Science Fiction, LMC3214: All Good Things: Last Day of Class, Haptic Perception, and Lego

The excellent group of students (and me in the back right) in my Science Fiction class. Photo by Carol Senf.
The excellent group of students (and me in the back right) in my Science Fiction class holding up their SF-inspired Lego creations. Photo by Carol Senf.

Today, unfortunately, was the last day of my Science Fiction class at Georgia Tech.

At the beginning of class, my students completed their third exam. Unlike the previous exams, it only covered the material discussed in class this week: cyberpunk and Taiwanese SF. And unlike the previous 1 hour long exams, it was 30 minutes long.

After the exam, we began what I called an SF debriefing with Lego. I framed this end of semester activity by having them think about WOVEN (written, oral, visual, electronic, and nonverbal) modes of communication. Then, I discussed the importance of one aspect of nonverbal communication: haptics. In the haptic mode, we touch, we build, and we visualize objects. It is an insanely important and often overlooked way in which our brains think, learn, and communicate with others. I told them that this activity was meant to allow them to think about and express some image or object from SF–either discussed in the class or not–that they liked or thought significant. To facilitate their work with haptics, I brought two bins full of Legos–some acquired from the local Lego Store and some from my secret stash. I told them to use up to 40 bricks/elements to build their model. After completing it, they would have a chance to hold it up and tell the class about it, and if they choose to do so, they could take it home as a gift and a memento of the class.
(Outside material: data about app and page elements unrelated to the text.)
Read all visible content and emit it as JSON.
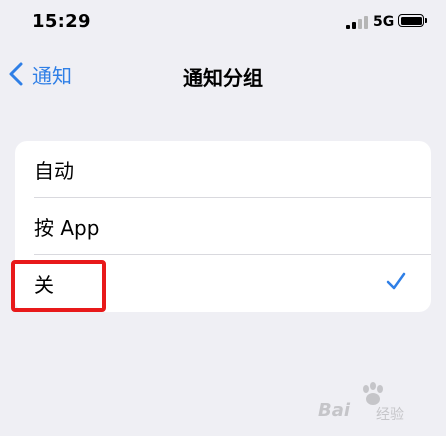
{
  "status_bar": {
    "time": "15:29",
    "network": "5G",
    "icons": [
      "signal-icon",
      "battery-icon"
    ]
  },
  "nav": {
    "back_label": "通知",
    "back_icon": "chevron-left-icon",
    "title": "通知分组",
    "accent_color": "#2f7fe6"
  },
  "grouping_options": [
    {
      "label": "自动",
      "selected": false
    },
    {
      "label": "按 App",
      "selected": false
    },
    {
      "label": "关",
      "selected": true
    }
  ],
  "highlight_color": "#e8191a",
  "watermark": {
    "text": "Bai",
    "sub": "经验",
    "icon": "paw-icon"
  }
}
I gave the students about 30 minutes to build, and I encouraged them to get out of their chairs, stand around the bins to dig for bricks, and talk with one another as they worked–talk about what they were building, trade bricks, help one another, etc. It didn’t take much encouragement on my part to get them going–they took off like a fleet of rockets!

When each student had a chance to tell us about their creation, I would offer other connections and background information on their creation to further integrate it into the broader history of SF.

After class, Professor Carol Senf, who was observing my class, was kind enough to take a group photo of the class (see above).

I left my students with the encourage to continue their exploration of SF. I told them that I believe SF to be the most important contemporary literature. It examines the human condition, critiques our social relationships, imagines the effects of science and technology, and energizes our sense of awe and wonder. It can inspire us and it can teach us. Of course, it also can be smashing entertainment.

When class was over, the conversation continued with those students who had other questions about SF (Was PKD really a drug fiend? Who are important/good contemporary SF writers? etc.) and kind words to say about the class.

All that is left for my students is to complete their final papers testing a work of SF against definitions of the genre by others and themselves. I have to grade their third exams and their papers before I can submit grades next week. I am looking forward to reading their papers, but I am sad that this amazing class with these talented students is virtually at an end.